Collected data
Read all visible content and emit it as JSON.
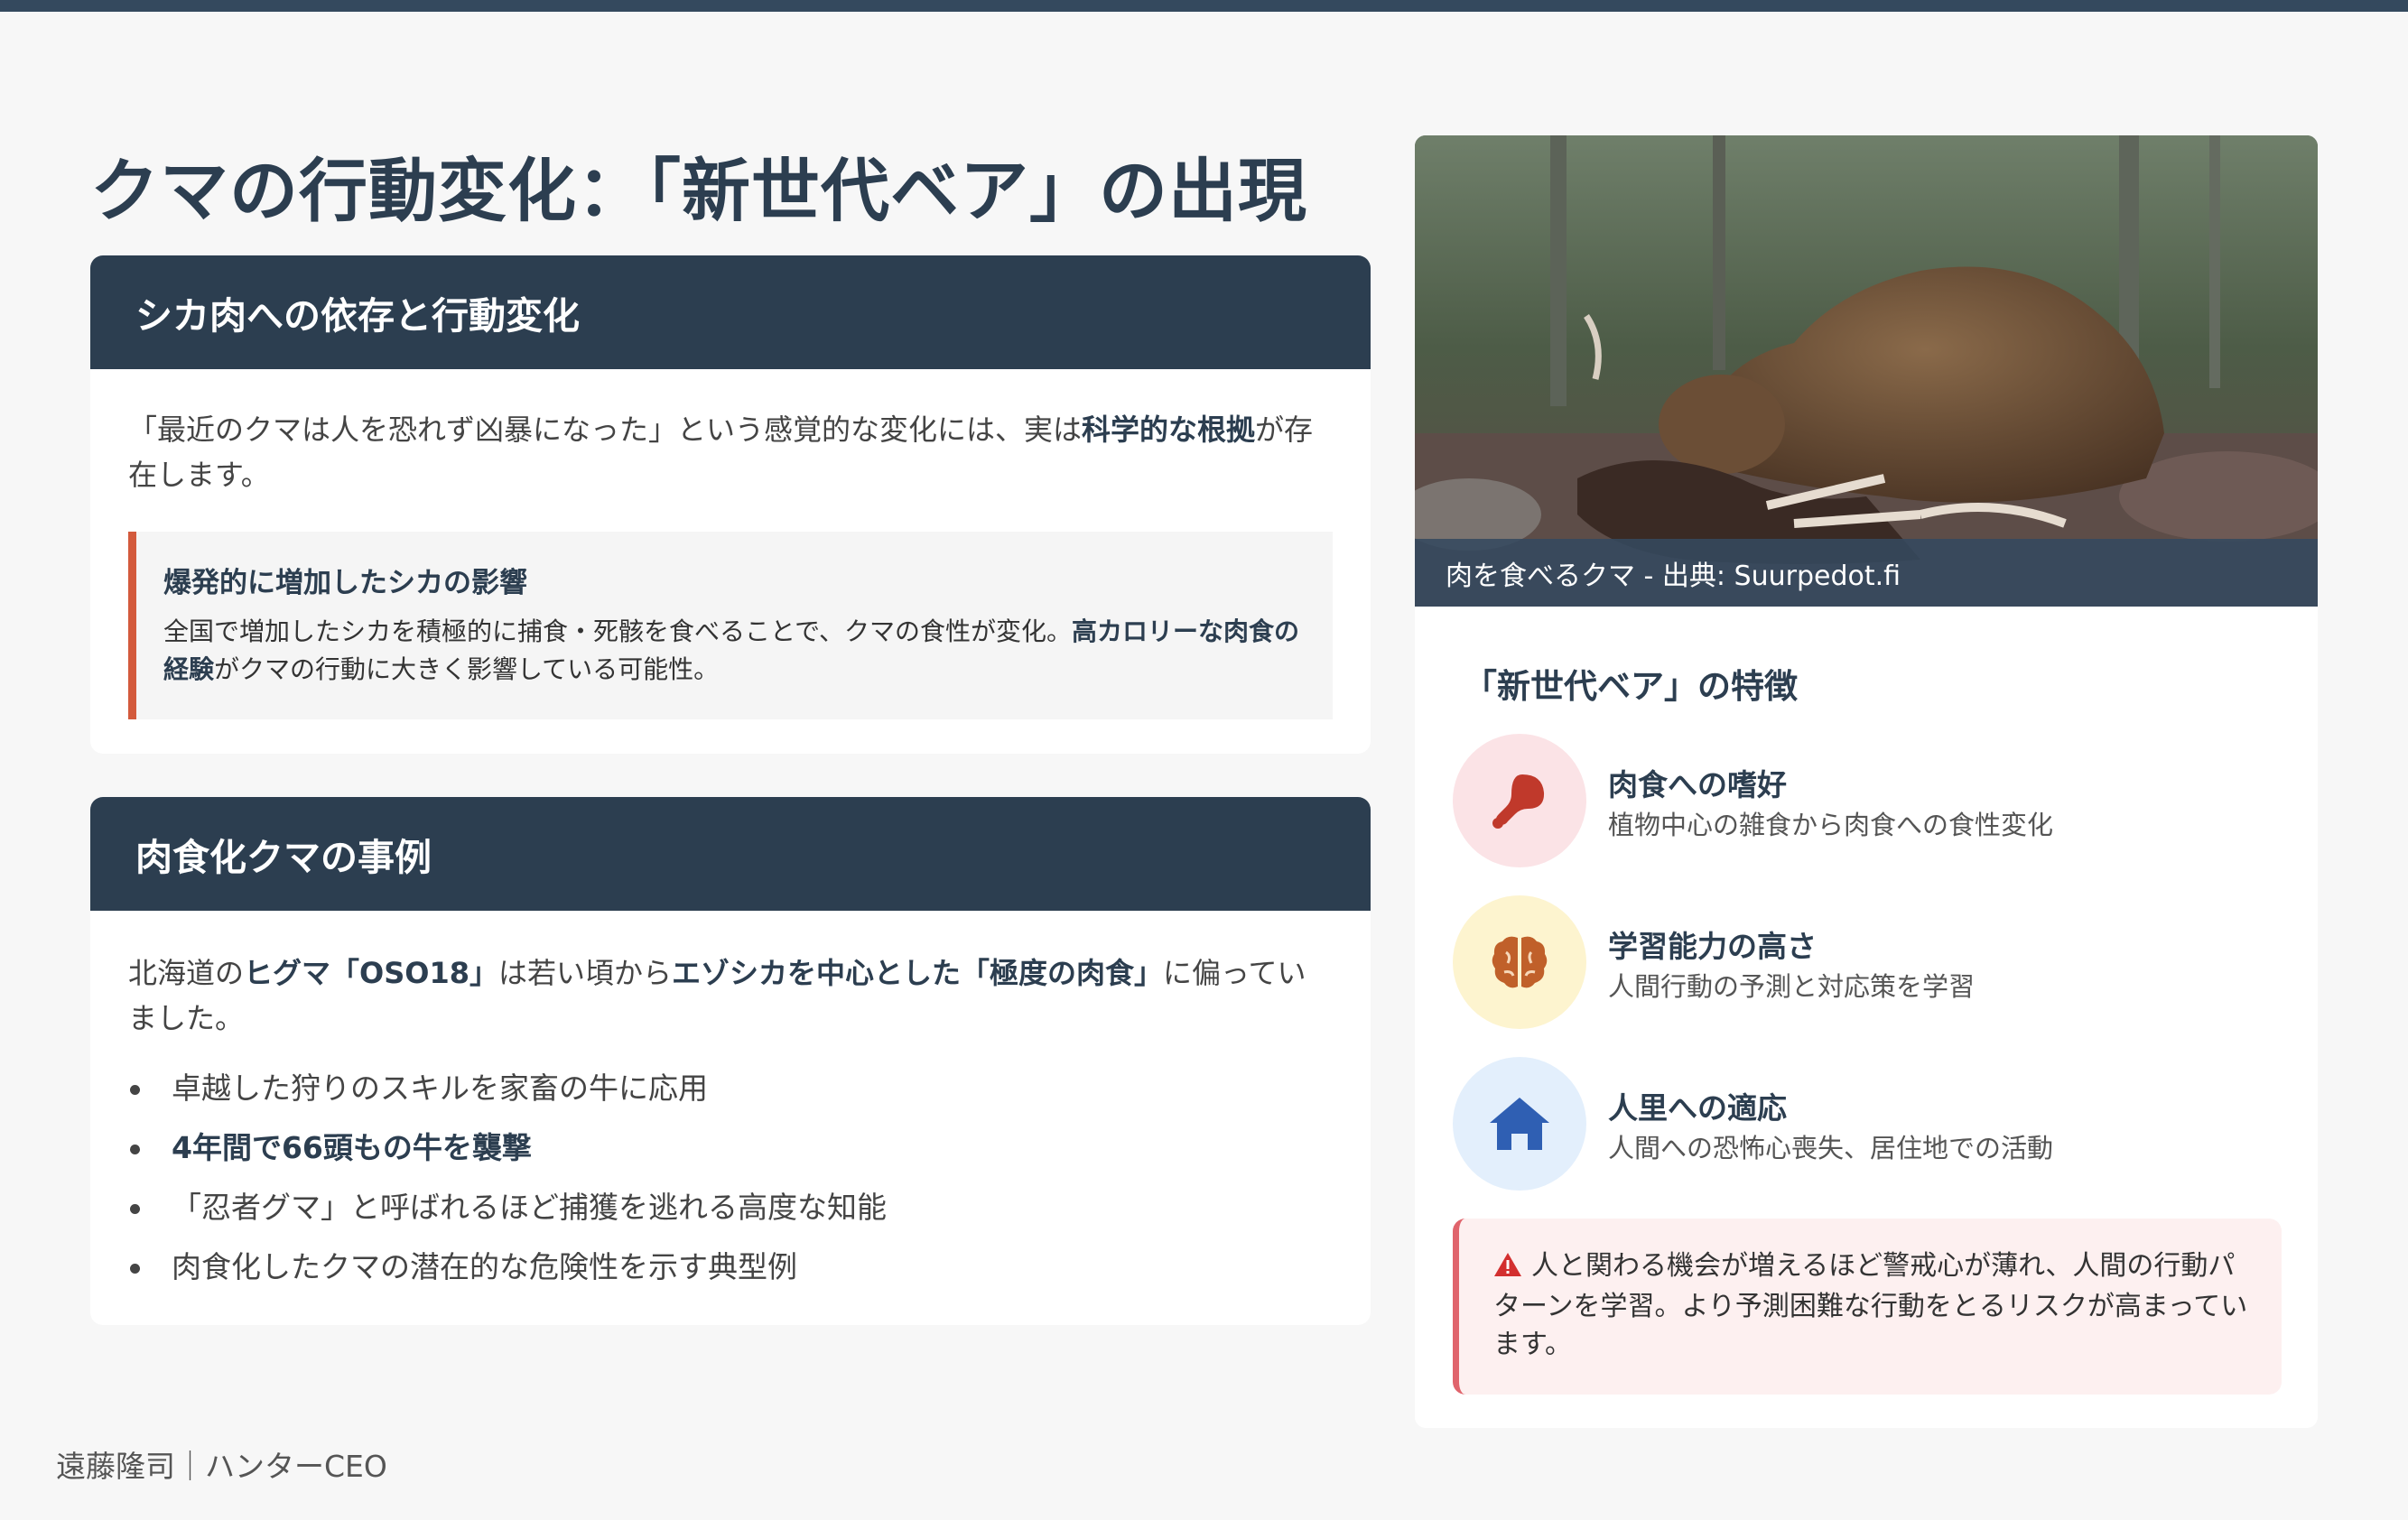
{
  "title": "クマの行動変化：「新世代ベア」の出現",
  "section1": {
    "header": "シカ肉への依存と行動変化",
    "intro_pre": "「最近のクマは人を恐れず凶暴になった」という感覚的な変化には、実は",
    "intro_bold": "科学的な根拠",
    "intro_post": "が存在します。",
    "callout": {
      "title": "爆発的に増加したシカの影響",
      "text_pre": "全国で増加したシカを積極的に捕食・死骸を食べることで、クマの食性が変化。",
      "text_bold": "高カロリーな肉食の経験",
      "text_post": "がクマの行動に大きく影響している可能性。"
    }
  },
  "section2": {
    "header": "肉食化クマの事例",
    "intro_pre": "北海道の",
    "intro_bold1": "ヒグマ「OSO18」",
    "intro_mid": "は若い頃から",
    "intro_bold2": "エゾシカを中心とした「極度の肉食」",
    "intro_post": "に偏っていました。",
    "bullets": [
      "卓越した狩りのスキルを家畜の牛に応用",
      "4年間で66頭もの牛を襲撃",
      "「忍者グマ」と呼ばれるほど捕獲を逃れる高度な知能",
      "肉食化したクマの潜在的な危険性を示す典型例"
    ]
  },
  "photo": {
    "caption": "肉を食べるクマ - 出典: Suurpedot.fi"
  },
  "features": {
    "title": "「新世代ベア」の特徴",
    "items": [
      {
        "title": "肉食への嗜好",
        "desc": "植物中心の雑食から肉食への食性変化",
        "icon": "meat-icon",
        "color": "#c0392b"
      },
      {
        "title": "学習能力の高さ",
        "desc": "人間行動の予測と対応策を学習",
        "icon": "brain-icon",
        "color": "#c0602a"
      },
      {
        "title": "人里への適応",
        "desc": "人間への恐怖心喪失、居住地での活動",
        "icon": "home-icon",
        "color": "#2f5fb3"
      }
    ]
  },
  "warning": {
    "text": "人と関わる機会が増えるほど警戒心が薄れ、人間の行動パターンを学習。より予測困難な行動をとるリスクが高まっています。"
  },
  "footer": "遠藤隆司｜ハンターCEO"
}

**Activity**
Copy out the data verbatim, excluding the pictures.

**Answer section**
Read all visible content and emit it as JSON.
{
  "title": "クマの行動変化：「新世代ベア」の出現",
  "section1": {
    "header": "シカ肉への依存と行動変化",
    "intro_pre": "「最近のクマは人を恐れず凶暴になった」という感覚的な変化には、実は",
    "intro_bold": "科学的な根拠",
    "intro_post": "が存在します。",
    "callout": {
      "title": "爆発的に増加したシカの影響",
      "text_pre": "全国で増加したシカを積極的に捕食・死骸を食べることで、クマの食性が変化。",
      "text_bold": "高カロリーな肉食の経験",
      "text_post": "がクマの行動に大きく影響している可能性。"
    }
  },
  "section2": {
    "header": "肉食化クマの事例",
    "intro_pre": "北海道の",
    "intro_bold1": "ヒグマ「OSO18」",
    "intro_mid": "は若い頃から",
    "intro_bold2": "エゾシカを中心とした「極度の肉食」",
    "intro_post": "に偏っていました。",
    "bullets": [
      "卓越した狩りのスキルを家畜の牛に応用",
      "4年間で66頭もの牛を襲撃",
      "「忍者グマ」と呼ばれるほど捕獲を逃れる高度な知能",
      "肉食化したクマの潜在的な危険性を示す典型例"
    ]
  },
  "photo": {
    "caption": "肉を食べるクマ - 出典: Suurpedot.fi"
  },
  "features": {
    "title": "「新世代ベア」の特徴",
    "items": [
      {
        "title": "肉食への嗜好",
        "desc": "植物中心の雑食から肉食への食性変化",
        "icon": "meat-icon",
        "color": "#c0392b"
      },
      {
        "title": "学習能力の高さ",
        "desc": "人間行動の予測と対応策を学習",
        "icon": "brain-icon",
        "color": "#c0602a"
      },
      {
        "title": "人里への適応",
        "desc": "人間への恐怖心喪失、居住地での活動",
        "icon": "home-icon",
        "color": "#2f5fb3"
      }
    ]
  },
  "warning": {
    "text": "人と関わる機会が増えるほど警戒心が薄れ、人間の行動パターンを学習。より予測困難な行動をとるリスクが高まっています。"
  },
  "footer": "遠藤隆司｜ハンターCEO"
}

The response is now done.